■ **Exercise brief**
Filter these entries so that only lines with the word "true" remain.

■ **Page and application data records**

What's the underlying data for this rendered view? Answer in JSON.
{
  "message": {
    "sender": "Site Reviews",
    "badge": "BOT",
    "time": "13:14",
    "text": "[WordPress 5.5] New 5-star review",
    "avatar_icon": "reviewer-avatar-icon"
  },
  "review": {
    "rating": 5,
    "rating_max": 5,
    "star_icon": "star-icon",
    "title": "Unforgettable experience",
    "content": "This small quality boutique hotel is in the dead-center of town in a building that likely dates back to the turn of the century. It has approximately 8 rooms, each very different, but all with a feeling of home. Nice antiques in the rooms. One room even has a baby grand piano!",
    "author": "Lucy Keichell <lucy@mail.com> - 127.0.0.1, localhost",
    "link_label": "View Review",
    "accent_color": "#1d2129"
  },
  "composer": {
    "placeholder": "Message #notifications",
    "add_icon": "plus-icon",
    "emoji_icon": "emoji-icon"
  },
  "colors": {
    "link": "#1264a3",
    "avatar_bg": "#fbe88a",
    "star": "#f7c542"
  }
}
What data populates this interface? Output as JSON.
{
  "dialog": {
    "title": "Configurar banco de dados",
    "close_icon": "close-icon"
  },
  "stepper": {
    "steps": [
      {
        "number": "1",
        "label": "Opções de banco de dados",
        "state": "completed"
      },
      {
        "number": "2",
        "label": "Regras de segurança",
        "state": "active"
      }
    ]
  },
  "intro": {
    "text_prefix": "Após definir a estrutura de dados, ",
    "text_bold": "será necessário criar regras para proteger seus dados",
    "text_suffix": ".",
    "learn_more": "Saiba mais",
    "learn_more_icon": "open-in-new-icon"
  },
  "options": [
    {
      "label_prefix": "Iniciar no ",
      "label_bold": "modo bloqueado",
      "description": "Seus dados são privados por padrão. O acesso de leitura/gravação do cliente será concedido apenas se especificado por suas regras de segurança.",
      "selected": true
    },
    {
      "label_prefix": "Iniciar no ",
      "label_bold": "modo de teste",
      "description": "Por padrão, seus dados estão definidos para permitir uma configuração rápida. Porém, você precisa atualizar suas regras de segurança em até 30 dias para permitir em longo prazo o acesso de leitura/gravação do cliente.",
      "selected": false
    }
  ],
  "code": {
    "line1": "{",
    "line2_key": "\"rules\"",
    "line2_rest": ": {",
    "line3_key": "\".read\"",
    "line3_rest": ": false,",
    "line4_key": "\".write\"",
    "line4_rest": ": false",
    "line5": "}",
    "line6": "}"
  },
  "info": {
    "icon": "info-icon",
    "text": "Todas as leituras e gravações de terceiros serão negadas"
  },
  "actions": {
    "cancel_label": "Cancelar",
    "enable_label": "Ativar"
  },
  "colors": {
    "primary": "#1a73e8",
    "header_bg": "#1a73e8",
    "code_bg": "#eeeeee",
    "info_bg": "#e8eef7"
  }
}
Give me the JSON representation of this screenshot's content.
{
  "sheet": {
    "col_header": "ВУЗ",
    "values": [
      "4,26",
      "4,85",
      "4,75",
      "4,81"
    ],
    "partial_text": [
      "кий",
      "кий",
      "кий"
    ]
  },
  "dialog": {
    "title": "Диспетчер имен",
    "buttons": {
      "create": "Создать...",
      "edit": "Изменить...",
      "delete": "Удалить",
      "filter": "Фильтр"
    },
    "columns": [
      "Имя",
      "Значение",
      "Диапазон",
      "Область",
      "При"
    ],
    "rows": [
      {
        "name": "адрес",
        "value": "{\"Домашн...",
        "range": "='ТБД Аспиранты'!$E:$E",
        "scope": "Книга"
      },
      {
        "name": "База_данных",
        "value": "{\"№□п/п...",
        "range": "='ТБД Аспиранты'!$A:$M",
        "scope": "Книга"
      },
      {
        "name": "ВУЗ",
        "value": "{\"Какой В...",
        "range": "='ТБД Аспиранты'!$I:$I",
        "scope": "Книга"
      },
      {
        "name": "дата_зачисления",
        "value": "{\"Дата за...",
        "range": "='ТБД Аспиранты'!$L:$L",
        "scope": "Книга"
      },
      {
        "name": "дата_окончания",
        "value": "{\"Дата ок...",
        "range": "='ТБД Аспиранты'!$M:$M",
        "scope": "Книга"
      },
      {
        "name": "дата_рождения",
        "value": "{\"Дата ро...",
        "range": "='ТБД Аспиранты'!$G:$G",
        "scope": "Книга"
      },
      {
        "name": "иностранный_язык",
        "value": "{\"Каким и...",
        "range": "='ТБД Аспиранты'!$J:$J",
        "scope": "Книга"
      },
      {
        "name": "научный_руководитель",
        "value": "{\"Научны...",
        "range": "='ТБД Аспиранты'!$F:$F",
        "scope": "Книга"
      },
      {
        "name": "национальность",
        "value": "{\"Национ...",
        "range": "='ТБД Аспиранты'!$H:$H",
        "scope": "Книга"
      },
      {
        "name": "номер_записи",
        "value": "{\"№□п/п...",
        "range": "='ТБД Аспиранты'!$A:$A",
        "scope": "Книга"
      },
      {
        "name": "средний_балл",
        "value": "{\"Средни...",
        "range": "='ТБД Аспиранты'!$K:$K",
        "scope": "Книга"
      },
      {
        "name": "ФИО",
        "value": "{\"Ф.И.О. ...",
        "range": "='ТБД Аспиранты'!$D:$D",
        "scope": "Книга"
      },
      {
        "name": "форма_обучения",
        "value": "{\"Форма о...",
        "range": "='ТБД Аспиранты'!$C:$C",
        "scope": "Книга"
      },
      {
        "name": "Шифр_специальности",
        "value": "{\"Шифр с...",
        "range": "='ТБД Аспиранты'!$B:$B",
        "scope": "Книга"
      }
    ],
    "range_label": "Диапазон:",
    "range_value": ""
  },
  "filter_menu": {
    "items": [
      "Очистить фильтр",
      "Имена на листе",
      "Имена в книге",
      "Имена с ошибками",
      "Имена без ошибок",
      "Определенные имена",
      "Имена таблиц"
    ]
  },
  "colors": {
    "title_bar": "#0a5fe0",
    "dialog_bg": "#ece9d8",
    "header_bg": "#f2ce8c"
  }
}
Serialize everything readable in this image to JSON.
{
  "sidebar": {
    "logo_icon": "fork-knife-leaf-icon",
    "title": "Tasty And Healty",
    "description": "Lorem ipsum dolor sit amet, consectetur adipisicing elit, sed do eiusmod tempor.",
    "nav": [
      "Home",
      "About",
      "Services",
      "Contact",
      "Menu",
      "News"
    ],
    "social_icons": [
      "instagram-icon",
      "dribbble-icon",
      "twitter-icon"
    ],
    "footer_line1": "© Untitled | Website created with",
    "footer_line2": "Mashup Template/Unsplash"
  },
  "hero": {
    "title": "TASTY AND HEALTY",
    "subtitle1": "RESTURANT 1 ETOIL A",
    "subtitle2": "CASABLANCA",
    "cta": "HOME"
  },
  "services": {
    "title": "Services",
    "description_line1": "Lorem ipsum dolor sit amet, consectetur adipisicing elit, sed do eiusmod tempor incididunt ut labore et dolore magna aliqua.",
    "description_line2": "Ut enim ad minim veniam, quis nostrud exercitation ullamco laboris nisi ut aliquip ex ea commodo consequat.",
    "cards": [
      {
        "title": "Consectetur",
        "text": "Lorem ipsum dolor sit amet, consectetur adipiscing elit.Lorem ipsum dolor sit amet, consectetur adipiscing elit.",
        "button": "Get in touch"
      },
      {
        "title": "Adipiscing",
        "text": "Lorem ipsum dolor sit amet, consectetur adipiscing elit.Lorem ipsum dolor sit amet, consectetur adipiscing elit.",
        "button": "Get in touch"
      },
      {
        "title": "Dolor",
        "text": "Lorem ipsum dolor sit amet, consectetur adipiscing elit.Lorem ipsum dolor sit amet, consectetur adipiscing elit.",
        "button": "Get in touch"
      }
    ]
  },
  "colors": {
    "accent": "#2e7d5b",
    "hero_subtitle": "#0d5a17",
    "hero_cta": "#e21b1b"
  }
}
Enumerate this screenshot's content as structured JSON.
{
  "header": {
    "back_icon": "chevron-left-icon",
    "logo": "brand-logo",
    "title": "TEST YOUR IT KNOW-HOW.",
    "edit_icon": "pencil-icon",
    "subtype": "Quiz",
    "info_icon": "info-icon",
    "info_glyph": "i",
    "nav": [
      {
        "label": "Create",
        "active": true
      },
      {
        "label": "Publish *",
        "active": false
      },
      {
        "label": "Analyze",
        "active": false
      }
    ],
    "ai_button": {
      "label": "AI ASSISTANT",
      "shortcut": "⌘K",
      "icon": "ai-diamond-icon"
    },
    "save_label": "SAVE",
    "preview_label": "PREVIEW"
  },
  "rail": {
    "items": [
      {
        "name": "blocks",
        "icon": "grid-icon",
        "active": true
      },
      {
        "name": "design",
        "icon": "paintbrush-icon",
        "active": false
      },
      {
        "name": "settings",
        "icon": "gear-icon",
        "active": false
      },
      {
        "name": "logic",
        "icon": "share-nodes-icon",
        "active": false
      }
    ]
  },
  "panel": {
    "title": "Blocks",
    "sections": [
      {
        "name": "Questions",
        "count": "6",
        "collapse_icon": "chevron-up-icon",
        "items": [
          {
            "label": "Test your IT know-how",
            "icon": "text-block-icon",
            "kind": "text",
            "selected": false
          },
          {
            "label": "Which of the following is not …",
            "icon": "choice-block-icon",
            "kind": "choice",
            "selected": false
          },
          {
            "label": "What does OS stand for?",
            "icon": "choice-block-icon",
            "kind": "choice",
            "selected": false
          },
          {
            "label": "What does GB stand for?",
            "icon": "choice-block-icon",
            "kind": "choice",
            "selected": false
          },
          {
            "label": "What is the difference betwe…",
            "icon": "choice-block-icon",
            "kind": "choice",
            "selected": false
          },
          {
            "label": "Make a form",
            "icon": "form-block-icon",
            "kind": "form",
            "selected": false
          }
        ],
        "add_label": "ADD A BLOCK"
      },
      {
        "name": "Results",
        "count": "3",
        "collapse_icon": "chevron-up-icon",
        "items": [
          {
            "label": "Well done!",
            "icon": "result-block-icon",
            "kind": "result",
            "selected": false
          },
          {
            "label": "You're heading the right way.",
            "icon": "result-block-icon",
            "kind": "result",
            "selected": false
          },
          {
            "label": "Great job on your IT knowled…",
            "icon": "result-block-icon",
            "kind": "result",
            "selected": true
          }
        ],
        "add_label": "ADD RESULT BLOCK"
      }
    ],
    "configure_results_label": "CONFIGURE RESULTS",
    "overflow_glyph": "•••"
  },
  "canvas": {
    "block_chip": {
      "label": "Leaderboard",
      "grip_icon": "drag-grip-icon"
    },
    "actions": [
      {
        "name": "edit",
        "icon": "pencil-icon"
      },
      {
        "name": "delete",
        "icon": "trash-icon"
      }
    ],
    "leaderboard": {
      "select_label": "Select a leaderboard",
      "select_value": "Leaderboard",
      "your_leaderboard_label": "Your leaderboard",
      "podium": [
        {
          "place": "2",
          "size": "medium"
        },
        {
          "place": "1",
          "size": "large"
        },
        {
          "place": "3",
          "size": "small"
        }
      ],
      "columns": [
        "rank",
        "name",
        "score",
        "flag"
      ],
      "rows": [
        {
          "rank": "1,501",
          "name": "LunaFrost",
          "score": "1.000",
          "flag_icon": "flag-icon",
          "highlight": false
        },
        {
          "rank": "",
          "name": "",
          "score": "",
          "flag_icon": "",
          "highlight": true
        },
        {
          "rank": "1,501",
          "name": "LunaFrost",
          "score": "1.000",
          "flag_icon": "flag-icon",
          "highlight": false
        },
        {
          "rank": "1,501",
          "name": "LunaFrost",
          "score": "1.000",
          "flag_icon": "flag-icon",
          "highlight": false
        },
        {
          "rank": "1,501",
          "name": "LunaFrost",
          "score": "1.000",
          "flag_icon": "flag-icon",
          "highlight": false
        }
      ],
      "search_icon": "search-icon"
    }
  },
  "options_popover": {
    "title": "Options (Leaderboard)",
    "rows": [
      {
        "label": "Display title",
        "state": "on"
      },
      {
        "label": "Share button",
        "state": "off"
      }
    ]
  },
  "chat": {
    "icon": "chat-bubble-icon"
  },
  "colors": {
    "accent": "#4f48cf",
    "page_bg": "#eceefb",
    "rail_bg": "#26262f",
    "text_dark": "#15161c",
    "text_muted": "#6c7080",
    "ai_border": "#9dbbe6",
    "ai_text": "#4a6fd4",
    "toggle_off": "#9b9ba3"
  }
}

■ **Answer box**
      "selected": true
        "active": true
        "active": true
            "selected": true
          "highlight": true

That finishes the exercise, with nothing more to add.